Listed records ->
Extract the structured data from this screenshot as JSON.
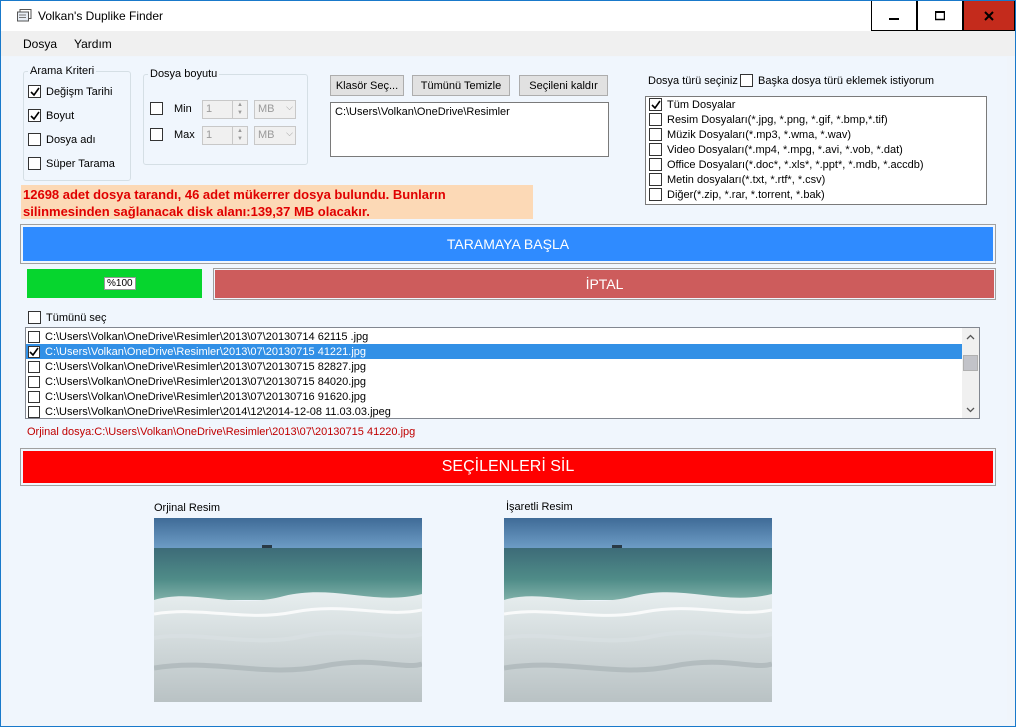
{
  "window": {
    "title": "Volkan's Duplike Finder"
  },
  "menu": {
    "items": [
      "Dosya",
      "Yardım"
    ]
  },
  "criteria": {
    "title": "Arama Kriteri",
    "options": [
      {
        "label": "Değişm Tarihi",
        "checked": true
      },
      {
        "label": "Boyut",
        "checked": true
      },
      {
        "label": "Dosya adı",
        "checked": false
      },
      {
        "label": "Süper Tarama",
        "checked": false
      }
    ]
  },
  "size": {
    "title": "Dosya boyutu",
    "min_label": "Min",
    "min_value": "1",
    "min_unit": "MB",
    "max_label": "Max",
    "max_value": "1",
    "max_unit": "MB"
  },
  "folders": {
    "select_button": "Klasör Seç...",
    "clear_button": "Tümünü Temizle",
    "remove_button": "Seçileni kaldır",
    "paths": [
      "C:\\Users\\Volkan\\OneDrive\\Resimler"
    ]
  },
  "filetypes": {
    "title": "Dosya türü seçiniz",
    "extra_label": "Başka dosya türü eklemek istiyorum",
    "extra_checked": false,
    "items": [
      {
        "label": "Tüm Dosyalar",
        "checked": true
      },
      {
        "label": "Resim Dosyaları(*.jpg, *.png, *.gif, *.bmp,*.tif)",
        "checked": false
      },
      {
        "label": "Müzik Dosyaları(*.mp3, *.wma, *.wav)",
        "checked": false
      },
      {
        "label": "Video Dosyaları(*.mp4, *.mpg, *.avi, *.vob, *.dat)",
        "checked": false
      },
      {
        "label": "Office Dosyaları(*.doc*, *.xls*, *.ppt*, *.mdb, *.accdb)",
        "checked": false
      },
      {
        "label": "Metin dosyaları(*.txt, *.rtf*, *.csv)",
        "checked": false
      },
      {
        "label": "Diğer(*.zip, *.rar, *.torrent, *.bak)",
        "checked": false
      }
    ]
  },
  "status": {
    "line1": "12698 adet dosya tarandı, 46 adet mükerrer dosya bulundu. Bunların",
    "line2": "silinmesinden sağlanacak disk alanı:139,37 MB olacakır."
  },
  "actions": {
    "scan_button": "TARAMAYA BAŞLA",
    "cancel_button": "İPTAL",
    "delete_button": "SEÇİLENLERİ SİL"
  },
  "progress": {
    "label": "%100",
    "value": 1.0
  },
  "results": {
    "select_all_label": "Tümünü seç",
    "rows": [
      {
        "path": "C:\\Users\\Volkan\\OneDrive\\Resimler\\2013\\07\\20130714 62115 .jpg",
        "checked": false,
        "selected": false
      },
      {
        "path": "C:\\Users\\Volkan\\OneDrive\\Resimler\\2013\\07\\20130715 41221.jpg",
        "checked": true,
        "selected": true
      },
      {
        "path": "C:\\Users\\Volkan\\OneDrive\\Resimler\\2013\\07\\20130715 82827.jpg",
        "checked": false,
        "selected": false
      },
      {
        "path": "C:\\Users\\Volkan\\OneDrive\\Resimler\\2013\\07\\20130715 84020.jpg",
        "checked": false,
        "selected": false
      },
      {
        "path": "C:\\Users\\Volkan\\OneDrive\\Resimler\\2013\\07\\20130716 91620.jpg",
        "checked": false,
        "selected": false
      },
      {
        "path": "C:\\Users\\Volkan\\OneDrive\\Resimler\\2014\\12\\2014-12-08 11.03.03.jpeg",
        "checked": false,
        "selected": false
      }
    ],
    "original_path": "Orjinal dosya:C:\\Users\\Volkan\\OneDrive\\Resimler\\2013\\07\\20130715 41220.jpg"
  },
  "preview": {
    "original_caption": "Orjinal Resim",
    "marked_caption": "İşaretli Resim"
  },
  "colors": {
    "scan": "#2f8bff",
    "progress": "#06d52e",
    "cancel": "#cd5c5c",
    "delete": "#ff0000"
  }
}
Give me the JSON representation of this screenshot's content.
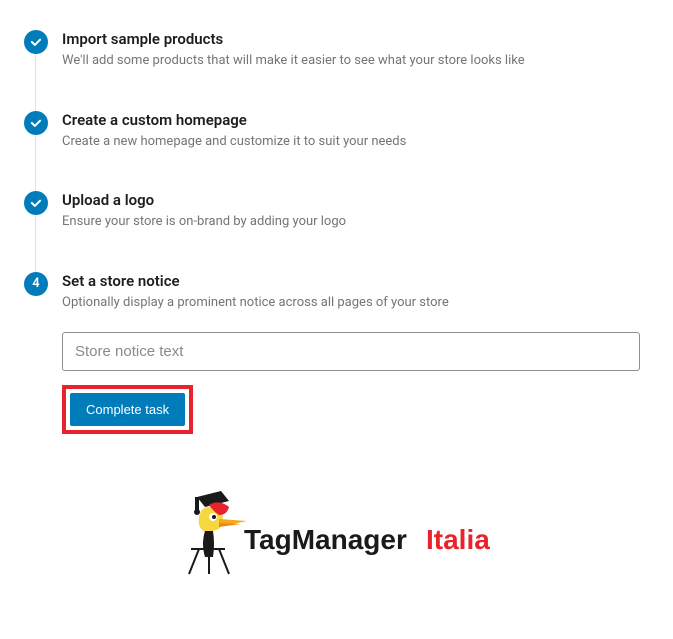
{
  "steps": {
    "s1": {
      "title": "Import sample products",
      "desc": "We'll add some products that will make it easier to see what your store looks like"
    },
    "s2": {
      "title": "Create a custom homepage",
      "desc": "Create a new homepage and customize it to suit your needs"
    },
    "s3": {
      "title": "Upload a logo",
      "desc": "Ensure your store is on-brand by adding your logo"
    },
    "s4": {
      "number": "4",
      "title": "Set a store notice",
      "desc": "Optionally display a prominent notice across all pages of your store",
      "placeholder": "Store notice text",
      "button": "Complete task"
    }
  },
  "logo": {
    "text1": "TagManager",
    "text2": "Italia"
  }
}
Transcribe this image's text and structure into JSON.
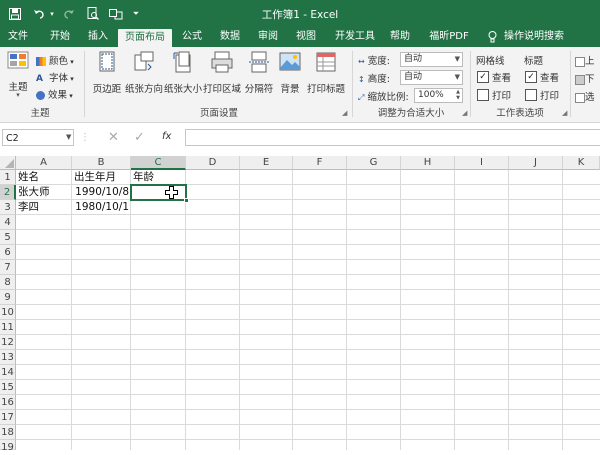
{
  "titlebar": {
    "title": "工作簿1 - Excel",
    "save_icon": "save-icon",
    "undo_icon": "undo-icon",
    "redo_icon": "redo-icon",
    "print_preview_icon": "print-preview-icon",
    "customize_icon": "customize-toolbar-icon",
    "bg_color": "#217346"
  },
  "tabs": [
    {
      "label": "文件"
    },
    {
      "label": "开始"
    },
    {
      "label": "插入"
    },
    {
      "label": "页面布局",
      "active": true
    },
    {
      "label": "公式"
    },
    {
      "label": "数据"
    },
    {
      "label": "审阅"
    },
    {
      "label": "视图"
    },
    {
      "label": "开发工具"
    },
    {
      "label": "帮助"
    },
    {
      "label": "福昕PDF"
    },
    {
      "label": "操作说明搜索"
    }
  ],
  "ribbon": {
    "themes": {
      "theme_label": "主题",
      "colors_label": "颜色",
      "fonts_label": "字体",
      "effects_label": "效果",
      "group_label": "主题"
    },
    "page_setup": {
      "margins_label": "页边距",
      "orientation_label": "纸张方向",
      "size_label": "纸张大小",
      "print_area_label": "打印区域",
      "breaks_label": "分隔符",
      "background_label": "背景",
      "print_titles_label": "打印标题",
      "group_label": "页面设置"
    },
    "scale": {
      "width_label": "宽度:",
      "width_value": "自动",
      "height_label": "高度:",
      "height_value": "自动",
      "scale_label": "缩放比例:",
      "scale_value": "100%",
      "group_label": "调整为合适大小"
    },
    "sheet_options": {
      "gridlines_label": "网格线",
      "headings_label": "标题",
      "view_label": "查看",
      "print_label": "打印",
      "gridlines_view": true,
      "gridlines_print": false,
      "headings_view": true,
      "headings_print": false,
      "group_label": "工作表选项"
    },
    "arrange": {
      "forward_label": "上",
      "backward_label": "下",
      "selection_label": "选"
    }
  },
  "formula_bar": {
    "name_box": "C2",
    "cancel_icon": "cancel-icon",
    "enter_icon": "enter-icon",
    "fx_label": "fx",
    "value": ""
  },
  "sheet": {
    "columns": [
      "A",
      "B",
      "C",
      "D",
      "E",
      "F",
      "G",
      "H",
      "I",
      "J",
      "K"
    ],
    "rows": [
      "1",
      "2",
      "3",
      "4",
      "5",
      "6",
      "7",
      "8",
      "9",
      "10",
      "11",
      "12",
      "13",
      "14",
      "15",
      "16",
      "17",
      "18",
      "19"
    ],
    "selected_cell": "C2",
    "cells": {
      "A1": "姓名",
      "B1": "出生年月",
      "C1": "年龄",
      "A2": "张大师",
      "B2": "1990/10/8",
      "A3": "李四",
      "B3": "1980/10/1"
    }
  }
}
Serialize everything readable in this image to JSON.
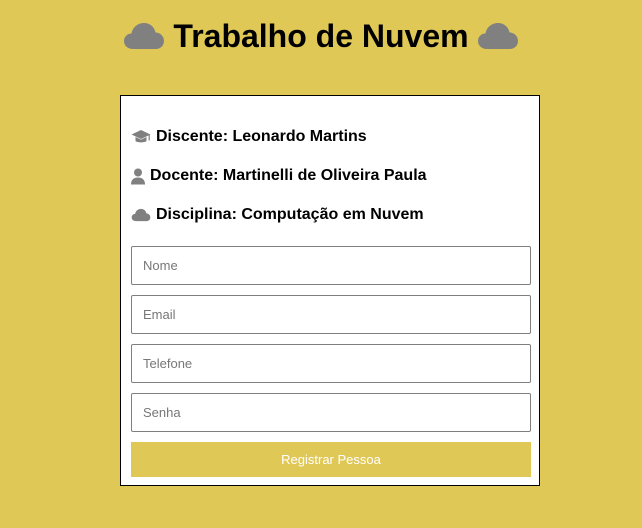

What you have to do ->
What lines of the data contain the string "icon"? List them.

Worked solution ->
    "save_icon": "save-icon",
    "undo_icon": "undo-icon",
    "redo_icon": "redo-icon",
    "print_preview_icon": "print-preview-icon",
    "customize_icon": "customize-toolbar-icon",
    "cancel_icon": "cancel-icon",
    "enter_icon": "enter-icon",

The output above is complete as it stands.